Your answer must be the full listing below, repeated exactly, with no pictures in it.
━━ Supplied information
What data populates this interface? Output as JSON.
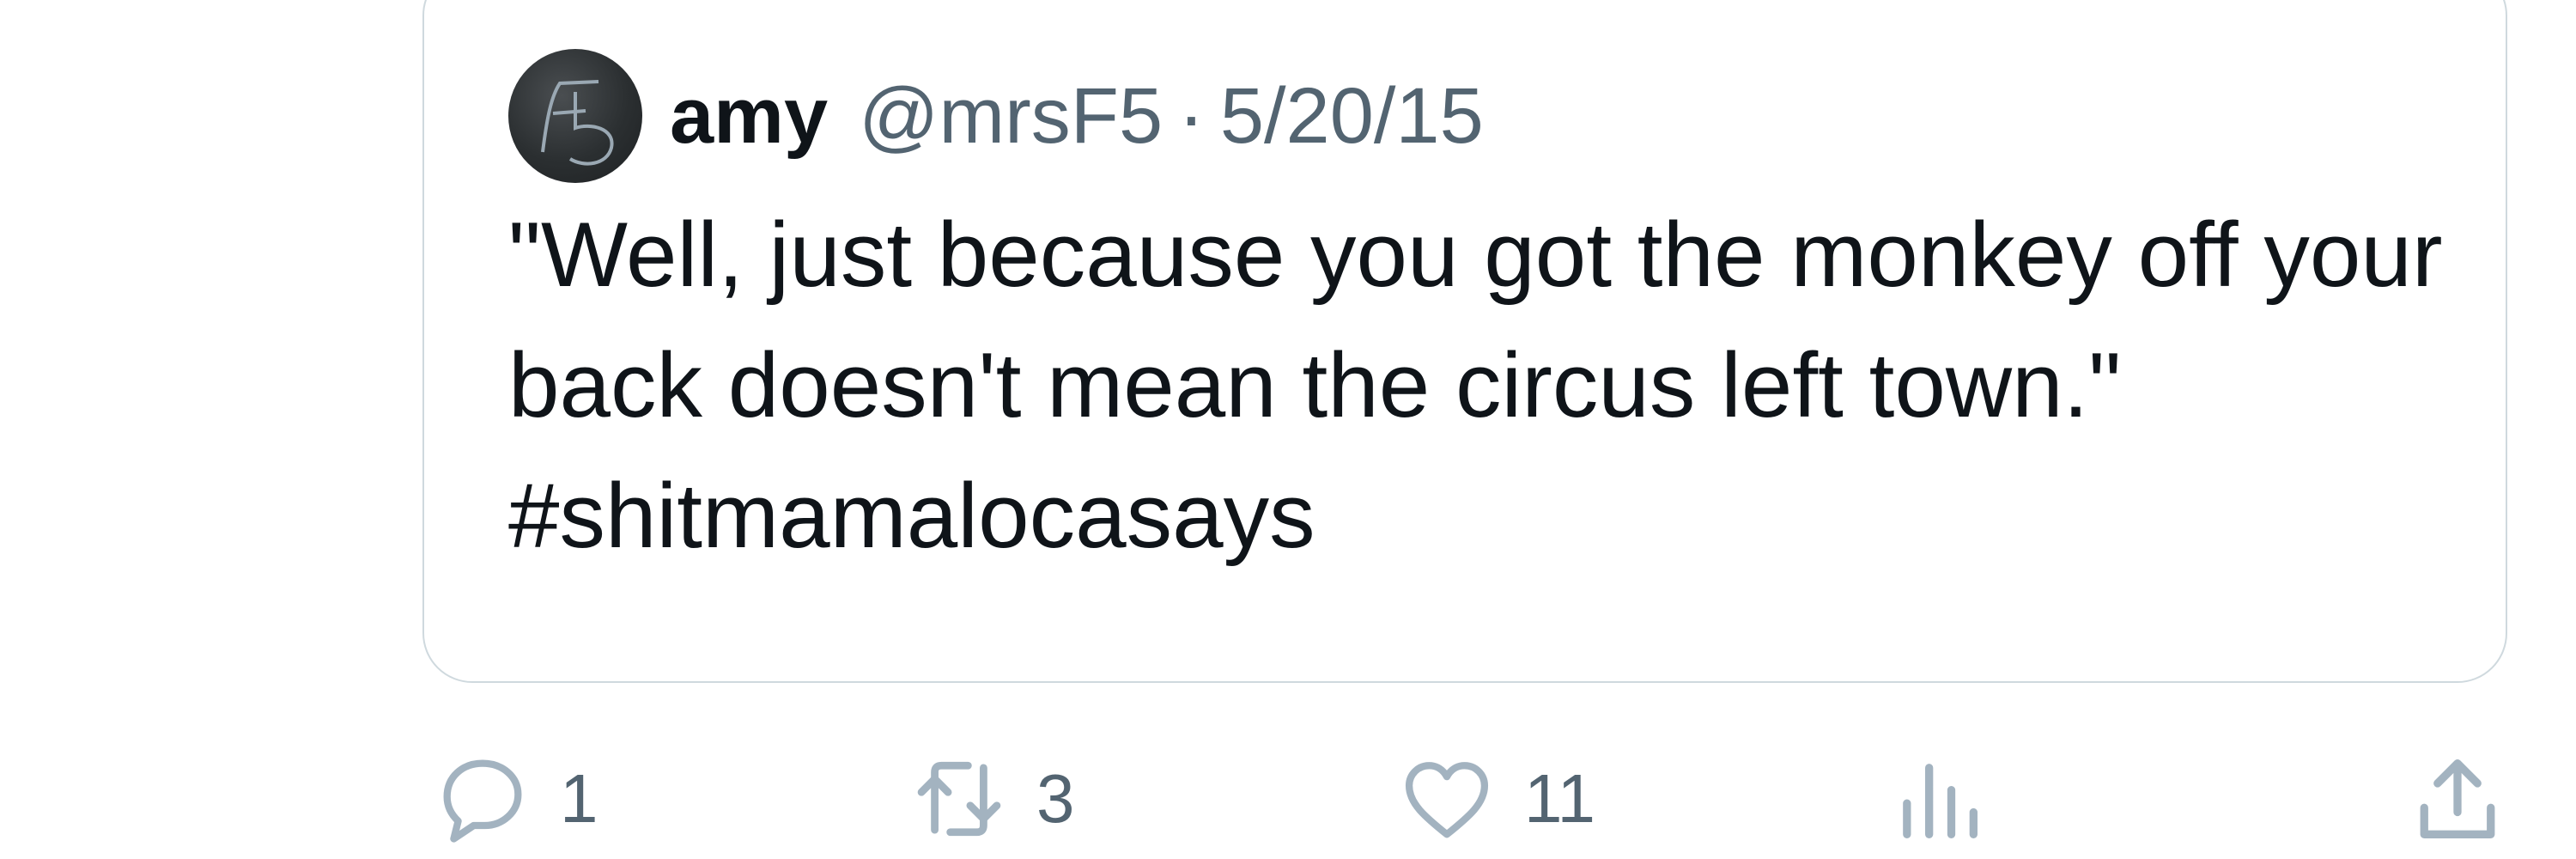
{
  "quoted_tweet": {
    "author_name": "amy",
    "author_handle": "@mrsF5",
    "separator": "·",
    "date": "5/20/15",
    "text_main": "\"Well, just because you got the monkey off your back doesn't mean the circus left town.\"",
    "hashtag": "#shitmamalocasays"
  },
  "actions": {
    "reply": {
      "icon": "reply-icon",
      "count": "1"
    },
    "retweet": {
      "icon": "retweet-icon",
      "count": "3"
    },
    "like": {
      "icon": "heart-icon",
      "count": "11"
    },
    "views": {
      "icon": "views-bar-chart-icon"
    },
    "share": {
      "icon": "share-upload-icon"
    }
  },
  "colors": {
    "text_primary": "#0f1419",
    "text_secondary": "#536471",
    "border": "#cfd9de",
    "icon": "#8899a6"
  }
}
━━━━
■ **Expected answer**:
What data populates this interface? Output as JSON.
{
  "quoted_tweet": {
    "author_name": "amy",
    "author_handle": "@mrsF5",
    "separator": "·",
    "date": "5/20/15",
    "text_main": "\"Well, just because you got the monkey off your back doesn't mean the circus left town.\"",
    "hashtag": "#shitmamalocasays"
  },
  "actions": {
    "reply": {
      "icon": "reply-icon",
      "count": "1"
    },
    "retweet": {
      "icon": "retweet-icon",
      "count": "3"
    },
    "like": {
      "icon": "heart-icon",
      "count": "11"
    },
    "views": {
      "icon": "views-bar-chart-icon"
    },
    "share": {
      "icon": "share-upload-icon"
    }
  },
  "colors": {
    "text_primary": "#0f1419",
    "text_secondary": "#536471",
    "border": "#cfd9de",
    "icon": "#8899a6"
  }
}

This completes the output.